Pogo Pirate v1.3

For this iteration I had been unable to make any levels, with my focus mostly directed at Systems and UX issues, as well as scripting basic functionality for basic cutscenes, upgrades, tutorialization, and the double jump pick-up that would either be utilized in this iteration or the next.

Pogo Pirate v1.4

Aside from assisting with the significant graphical overhaul, I was able to get the other levels that myself and our other designer had been working on into the game. Levels 2, 3 and 4. Our other designer had worked on the layouts of Level 2 (Prickly Peaks) and Level 4 (Gusty Heights), and I had placed the hurt-boxes and adjusted the placement of some of the assets before pushing them on through to the game. Level 1 (The Outskirts) and Level 3 (The Cliffs) were the two maps that I worked on. And before this iteration, I made some minor changes (with the permission of our other designer) to improve upon the flow and layout of Level 4 (Gusty Heights).

For Levels 3 and 4, I drew some rough sketches in Paint.net (of which, I didn't save to show as examples here), those sketches gave me a rough layout for how I wanted each level to "feel". Each sketch wasn't focused on the level as a whole, but more on a section that would support the feeling of that level.

Level 1 had been more or less set in stone, with some minor tweaks needed since it's inception, and had gone through the most testing out of all of the levels in our game.
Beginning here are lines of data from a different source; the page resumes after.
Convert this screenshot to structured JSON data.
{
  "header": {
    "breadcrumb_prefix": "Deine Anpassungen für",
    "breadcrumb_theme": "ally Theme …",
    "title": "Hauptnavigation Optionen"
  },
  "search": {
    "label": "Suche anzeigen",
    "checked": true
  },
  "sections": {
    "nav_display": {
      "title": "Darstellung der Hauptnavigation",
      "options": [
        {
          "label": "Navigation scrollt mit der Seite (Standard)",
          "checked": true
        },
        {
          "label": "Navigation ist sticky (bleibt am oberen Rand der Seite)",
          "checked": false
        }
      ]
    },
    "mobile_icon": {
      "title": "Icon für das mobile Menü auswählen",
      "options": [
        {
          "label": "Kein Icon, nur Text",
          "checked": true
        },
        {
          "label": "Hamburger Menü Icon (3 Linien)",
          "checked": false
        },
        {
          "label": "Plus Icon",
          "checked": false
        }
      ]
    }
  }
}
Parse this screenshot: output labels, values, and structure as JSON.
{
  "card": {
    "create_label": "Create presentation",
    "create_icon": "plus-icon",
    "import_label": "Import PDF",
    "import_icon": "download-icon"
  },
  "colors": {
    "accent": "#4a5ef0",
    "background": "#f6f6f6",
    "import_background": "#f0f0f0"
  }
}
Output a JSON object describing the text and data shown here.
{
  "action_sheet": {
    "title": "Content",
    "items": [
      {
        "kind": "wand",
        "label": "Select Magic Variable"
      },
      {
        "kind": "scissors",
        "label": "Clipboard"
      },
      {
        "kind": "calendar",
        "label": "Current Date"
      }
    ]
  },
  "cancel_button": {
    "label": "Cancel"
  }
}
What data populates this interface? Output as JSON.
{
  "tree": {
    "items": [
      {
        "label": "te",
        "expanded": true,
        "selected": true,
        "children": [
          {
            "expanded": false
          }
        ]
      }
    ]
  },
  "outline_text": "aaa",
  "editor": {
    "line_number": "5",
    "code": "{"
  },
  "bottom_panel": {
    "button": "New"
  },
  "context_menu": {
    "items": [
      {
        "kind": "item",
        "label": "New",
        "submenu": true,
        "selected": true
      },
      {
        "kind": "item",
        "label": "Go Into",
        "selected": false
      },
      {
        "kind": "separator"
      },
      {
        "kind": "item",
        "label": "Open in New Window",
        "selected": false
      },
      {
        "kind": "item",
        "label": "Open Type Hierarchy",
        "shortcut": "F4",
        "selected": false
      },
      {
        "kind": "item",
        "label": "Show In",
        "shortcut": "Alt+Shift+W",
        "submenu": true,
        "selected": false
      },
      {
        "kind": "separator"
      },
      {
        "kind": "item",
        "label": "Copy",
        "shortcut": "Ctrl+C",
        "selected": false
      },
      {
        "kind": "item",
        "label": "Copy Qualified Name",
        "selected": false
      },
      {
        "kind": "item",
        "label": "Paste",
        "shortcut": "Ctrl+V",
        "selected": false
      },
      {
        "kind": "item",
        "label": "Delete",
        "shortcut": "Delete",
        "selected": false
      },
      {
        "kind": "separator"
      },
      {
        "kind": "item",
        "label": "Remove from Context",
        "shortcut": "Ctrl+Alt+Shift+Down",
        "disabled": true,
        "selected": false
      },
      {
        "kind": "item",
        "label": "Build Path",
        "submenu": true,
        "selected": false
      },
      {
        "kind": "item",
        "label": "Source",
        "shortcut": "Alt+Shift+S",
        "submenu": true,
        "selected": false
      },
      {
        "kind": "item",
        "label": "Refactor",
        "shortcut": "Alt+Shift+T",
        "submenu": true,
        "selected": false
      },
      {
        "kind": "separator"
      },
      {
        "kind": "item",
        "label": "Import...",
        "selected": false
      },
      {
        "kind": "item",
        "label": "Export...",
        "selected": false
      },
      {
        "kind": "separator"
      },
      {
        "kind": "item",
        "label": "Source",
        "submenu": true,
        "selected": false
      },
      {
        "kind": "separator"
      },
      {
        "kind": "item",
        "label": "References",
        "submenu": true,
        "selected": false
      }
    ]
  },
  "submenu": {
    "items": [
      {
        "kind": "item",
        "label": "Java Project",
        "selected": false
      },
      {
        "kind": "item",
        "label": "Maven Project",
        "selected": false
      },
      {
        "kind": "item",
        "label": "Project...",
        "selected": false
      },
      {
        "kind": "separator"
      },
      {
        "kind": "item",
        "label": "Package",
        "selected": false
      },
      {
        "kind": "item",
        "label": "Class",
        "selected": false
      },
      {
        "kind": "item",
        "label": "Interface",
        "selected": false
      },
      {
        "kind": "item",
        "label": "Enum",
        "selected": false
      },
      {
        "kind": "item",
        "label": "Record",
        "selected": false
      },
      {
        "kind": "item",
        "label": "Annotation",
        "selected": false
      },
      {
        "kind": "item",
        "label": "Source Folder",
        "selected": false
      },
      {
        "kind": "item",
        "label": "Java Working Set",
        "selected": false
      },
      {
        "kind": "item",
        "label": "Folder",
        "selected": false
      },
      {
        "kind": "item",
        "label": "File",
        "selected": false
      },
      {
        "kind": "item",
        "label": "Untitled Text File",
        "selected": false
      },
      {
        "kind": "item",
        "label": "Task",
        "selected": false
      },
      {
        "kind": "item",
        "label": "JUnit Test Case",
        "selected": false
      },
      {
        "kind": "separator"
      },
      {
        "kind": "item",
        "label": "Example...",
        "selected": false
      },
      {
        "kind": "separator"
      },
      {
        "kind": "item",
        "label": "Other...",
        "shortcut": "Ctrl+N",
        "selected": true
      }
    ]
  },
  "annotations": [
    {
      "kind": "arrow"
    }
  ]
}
I'm sure that Level 1 could have been improved upon, but for the scope of this project, spending more time on it would have diminishing returns.

 

All in all, I think that Level 1 was the most refined, and Level 3 was experimental but turned out to be my "favorite" in terms of flow as well as being the most enjoyable to work on. And I am satisfied with the edits that I made to Level 4, as I believe that they improved the flow and feel of the level, making it a compelling conclusion.